Amsterdam is one of my favourite European cities and every time I come here I always make sure I visit at least one of the markets on offer.
I love to browse around the bric a brac stores, usually picking up a bargain somewhere along the way, or spending a little more on some of the pretty costume jewellery often on offer. But by far my main reason for dropping by the Waterlooplein on a Saturday is to get some freshly made poffertjes or as I like to refer to them, simply divine fluffy little pancake pillows! Look out for the cast iron pans rather than visiting a food truck as sometimes these can be microwaved versions which aren’t nearly as nice. Traditionally poffertjes are served with a good dusting of icing sugar and a chunk of butter but I sometimes go for Nutella which is also delicious.
Back to Amsterdam’s Markets themselves… the cities market culture dates way back to the 18th century with the first stall set up in 1783 in the Jewish quarter. Today, you can choose from up to 12 daily outdoor markets, 15 which are are open one or two days of the week and several which are only open on particular days in a season. Most markets are open during normal shopping hours so you really can spend all day going between them. Just remember to keep a keen eye on your belongings as markets can be a prime opportunity for pick pockets.

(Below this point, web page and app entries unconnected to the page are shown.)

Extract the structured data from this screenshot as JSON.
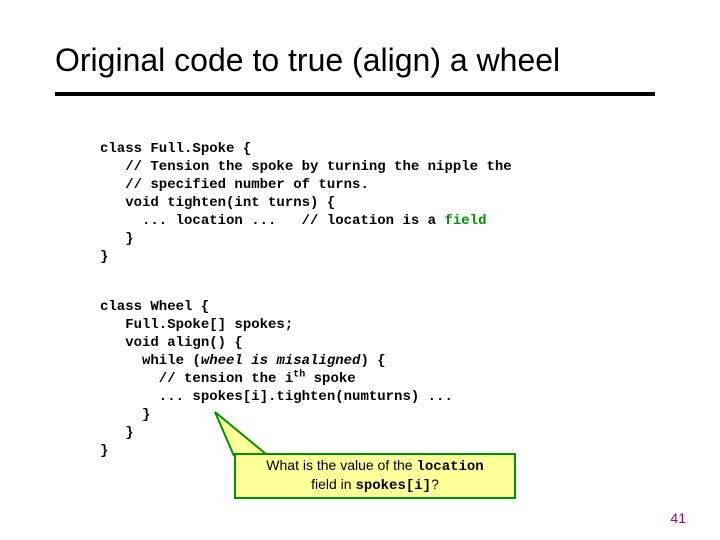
{
  "title": "Original code to true (align) a wheel",
  "code1": {
    "l1": "class Full.Spoke {",
    "l2": "   // Tension the spoke by turning the nipple the",
    "l3": "   // specified number of turns.",
    "l4": "   void tighten(int turns) {",
    "l5a": "     ... location ...   // location is a ",
    "l5b": "field",
    "l6": "   }",
    "l7": "}"
  },
  "code2": {
    "l1": "class Wheel {",
    "l2": "   Full.Spoke[] spokes;",
    "l3": "   void align() {",
    "l4a": "     while (",
    "l4b": "wheel is misaligned",
    "l4c": ") {",
    "l5a": "       // tension the i",
    "l5b": "th",
    "l5c": " spoke",
    "l6": "       ... spokes[i].tighten(numturns) ...",
    "l7": "     }",
    "l8": "   }",
    "l9": "}"
  },
  "callout": {
    "t1": "What is the value of the ",
    "t2": "location",
    "t3": "field in ",
    "t4": "spokes[i]",
    "t5": "?"
  },
  "tail_fill": "#ffff99",
  "tail_stroke": "#009000",
  "slide_no": "41"
}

Waterlooplein is Amsterdam’s largest flea market and of of my favourites to visit. In the maze of stalls and containers you will find all kinds of intriguing bric a brac, jewellery, new and second hand clothes, souvenirs, bike parts, spray paint and too much more to possibly name it all! Apart from the variety of stalls, what I also love about Waterlooplein is that, unlike most other markets in Amsterdam, you can still barter to get the best price.
Open: Year-round, Mon-Fri 9am – 5.30pm; Sat: 8.30am – 5.30pm
You can get to the Waterlooplein via the number 14 tram.
Noordermarkt & Boerenmarkt
This popular market has a wide range of wares for sale from recycled army bags to fine antiques from around the world. Flea-market obsessives get here pretty early, especially on Mondays but I usually go on a Saturday and find there is still plenty of great stuff on offer.
As a food lover the main reason I visit the Noordermarkt is for the superb organic farmers market located next door called the Boerenmarkt. One of the largest farmers markets in Amsterdam, local and regional growers sell an array of fresh produce including seasonal fruit and vegetables, meats and cheeses, aromatic herb stalls and often a beautiful selection of wild fungi and mushrooms. You will also find specialist stores dedicated to organic olive oils, whole grains, spices and pestos as well as organic bakers offering natural breads, cookies and pastries. The huge variety of stalls and ingredients available create a vibrant, bustling, beautiful display of colour and smells all of which make the Boerenmarkt a joy to visit. If you’re in the Jordaan area on a Saturday it’s an absolute must!
Open: Year-round, Saturdays 9 a.m. – 5 p.m.
Albert Cuypmarkt is the largest and arguably the most popular outdoor market in the Netherlands, with around 260 stalls stretching down the length of the street.
You can easily spend hours shopping and browsing in this entertaining and eclectic market. With stands selling everything from fresh vegetables and meat, to shoes, bedding and books. There are also a plethora of stalls selling traditional Dutch foods like raw herring of if you fancy something sweeter, fresh stroopwafels.
The market is located in the heart of the De Pijp district, one of Amsterdam’s busiest areas, filled with quirky shops, cafés, coffee shops, restaurants, and cosy bars.
Prices can be very cheap, but product quality may reflects this, so give items a good look over before you purchase. There isn’t such a big range, but you can pick up flowers here for less than at the famous Bloemenmarkt.
Open: Year-round, Monday – Saturday 9 a.m. – 5 p.m.
Bloemenmarkt / Singel Flower Market
Amsterdam’s famous floating flower market is a favourite amongst tourists and although it can get very busy its worth a visit to see the dazzling array of blooms in every colour plus it’s the only one of its kind in the world so you’re unlikely to see anything similar.
Although the stalls are ‘floating’ on houseboats they are now semi-permanent fixtures. The Bloemenmarkt is located on the Singel canal on the central canal belt between Koningsplein and Muntplein.
Open: Year-round, Monday – Saturday 9 a.m. – 5:30 p.m., Sundays 11 a.m. – 5:30 p.m.
Spui Book Market
No matter the weather, this beautiful book market takes place of the lively Spui Square every Friday. This old-fashioned market has been going for over 20 years, attracting book lovers from the Netherlands and abroad.
If like me, you’re a bit of a bookworm, then you’ll love exploring the tables and tents packed full of all things to do with the written word. Many of the books are old, second hand and out of print and often rare editions. Although the majority of books are in Dutch, there are some English and international titles for sale as well. On top of books, you’ll find old prints, posters, pamphlets and maps.
Open: Year-round, Fridays 10 a.m. – 6 p.m.